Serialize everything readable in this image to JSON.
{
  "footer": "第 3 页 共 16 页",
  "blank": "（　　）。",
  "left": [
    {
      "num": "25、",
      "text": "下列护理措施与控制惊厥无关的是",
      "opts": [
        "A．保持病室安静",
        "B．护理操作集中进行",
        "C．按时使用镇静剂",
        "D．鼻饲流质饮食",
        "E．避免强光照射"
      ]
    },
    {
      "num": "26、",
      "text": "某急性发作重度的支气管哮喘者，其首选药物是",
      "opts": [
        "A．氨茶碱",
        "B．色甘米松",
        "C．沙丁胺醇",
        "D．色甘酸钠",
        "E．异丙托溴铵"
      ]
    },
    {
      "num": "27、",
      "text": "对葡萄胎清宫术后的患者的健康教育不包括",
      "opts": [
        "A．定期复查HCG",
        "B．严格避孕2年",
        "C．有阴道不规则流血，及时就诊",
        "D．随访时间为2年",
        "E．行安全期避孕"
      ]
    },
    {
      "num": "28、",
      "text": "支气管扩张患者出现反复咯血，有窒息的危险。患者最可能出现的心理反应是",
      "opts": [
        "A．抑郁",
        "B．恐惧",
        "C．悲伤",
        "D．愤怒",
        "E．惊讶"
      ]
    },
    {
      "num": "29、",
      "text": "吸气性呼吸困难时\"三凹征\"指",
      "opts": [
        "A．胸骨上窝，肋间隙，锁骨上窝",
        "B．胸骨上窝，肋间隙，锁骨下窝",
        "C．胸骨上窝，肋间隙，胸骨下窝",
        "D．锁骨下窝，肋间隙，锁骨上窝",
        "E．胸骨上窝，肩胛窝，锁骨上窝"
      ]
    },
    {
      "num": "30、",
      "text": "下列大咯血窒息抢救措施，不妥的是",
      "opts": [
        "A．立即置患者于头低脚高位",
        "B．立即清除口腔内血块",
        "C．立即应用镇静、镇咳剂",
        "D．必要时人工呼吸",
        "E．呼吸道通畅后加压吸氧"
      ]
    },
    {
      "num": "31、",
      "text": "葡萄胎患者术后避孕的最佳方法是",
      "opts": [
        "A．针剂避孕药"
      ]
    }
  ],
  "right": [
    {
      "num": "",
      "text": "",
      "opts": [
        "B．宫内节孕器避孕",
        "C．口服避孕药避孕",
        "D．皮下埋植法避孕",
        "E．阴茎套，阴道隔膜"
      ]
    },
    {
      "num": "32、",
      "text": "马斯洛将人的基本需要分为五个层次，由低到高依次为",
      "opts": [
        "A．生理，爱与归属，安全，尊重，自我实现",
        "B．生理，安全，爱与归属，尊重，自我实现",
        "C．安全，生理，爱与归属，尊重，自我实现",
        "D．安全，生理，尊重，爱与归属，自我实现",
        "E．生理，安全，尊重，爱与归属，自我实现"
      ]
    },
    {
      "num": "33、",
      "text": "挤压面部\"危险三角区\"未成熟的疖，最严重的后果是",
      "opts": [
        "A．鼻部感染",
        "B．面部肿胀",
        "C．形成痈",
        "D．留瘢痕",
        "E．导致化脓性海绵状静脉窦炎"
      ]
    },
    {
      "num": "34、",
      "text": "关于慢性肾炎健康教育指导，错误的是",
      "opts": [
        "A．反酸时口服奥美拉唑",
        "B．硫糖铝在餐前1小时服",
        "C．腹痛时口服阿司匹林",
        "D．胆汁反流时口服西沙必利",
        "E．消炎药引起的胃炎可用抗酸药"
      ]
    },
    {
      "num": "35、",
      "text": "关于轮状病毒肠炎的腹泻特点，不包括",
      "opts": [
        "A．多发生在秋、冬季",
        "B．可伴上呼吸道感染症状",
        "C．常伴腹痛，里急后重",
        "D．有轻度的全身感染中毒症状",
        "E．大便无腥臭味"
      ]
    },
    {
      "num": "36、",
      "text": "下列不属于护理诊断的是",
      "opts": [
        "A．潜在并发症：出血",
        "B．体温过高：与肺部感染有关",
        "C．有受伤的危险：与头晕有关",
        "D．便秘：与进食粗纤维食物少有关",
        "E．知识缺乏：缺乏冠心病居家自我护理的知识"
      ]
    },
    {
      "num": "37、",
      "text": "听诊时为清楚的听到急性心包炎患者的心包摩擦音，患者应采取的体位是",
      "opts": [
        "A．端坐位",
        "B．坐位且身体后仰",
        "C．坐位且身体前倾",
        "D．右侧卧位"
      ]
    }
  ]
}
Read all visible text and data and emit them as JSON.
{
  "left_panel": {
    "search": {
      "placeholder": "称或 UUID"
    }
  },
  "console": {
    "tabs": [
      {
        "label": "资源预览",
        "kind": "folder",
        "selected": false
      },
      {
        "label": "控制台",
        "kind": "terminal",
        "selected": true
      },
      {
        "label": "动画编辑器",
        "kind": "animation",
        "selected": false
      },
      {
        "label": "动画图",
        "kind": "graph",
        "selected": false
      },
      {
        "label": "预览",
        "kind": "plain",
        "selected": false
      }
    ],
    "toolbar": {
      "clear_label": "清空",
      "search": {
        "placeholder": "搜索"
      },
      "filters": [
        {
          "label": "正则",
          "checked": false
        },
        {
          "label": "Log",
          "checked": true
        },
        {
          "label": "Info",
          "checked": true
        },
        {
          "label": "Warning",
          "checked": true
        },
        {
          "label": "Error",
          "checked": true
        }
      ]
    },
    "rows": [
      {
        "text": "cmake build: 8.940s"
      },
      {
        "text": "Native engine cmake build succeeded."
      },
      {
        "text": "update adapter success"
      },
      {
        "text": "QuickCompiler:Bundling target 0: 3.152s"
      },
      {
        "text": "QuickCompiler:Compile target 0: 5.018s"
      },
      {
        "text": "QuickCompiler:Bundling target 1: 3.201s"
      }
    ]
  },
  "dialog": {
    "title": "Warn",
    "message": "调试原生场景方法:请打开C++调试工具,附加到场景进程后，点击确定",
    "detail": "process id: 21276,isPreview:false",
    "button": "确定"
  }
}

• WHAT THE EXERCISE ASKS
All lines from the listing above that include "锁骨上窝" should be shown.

• TASK OUTPUT
        "A．胸骨上窝，肋间隙，锁骨上窝",
        "D．锁骨下窝，肋间隙，锁骨上窝",
        "E．胸骨上窝，肩胛窝，锁骨上窝"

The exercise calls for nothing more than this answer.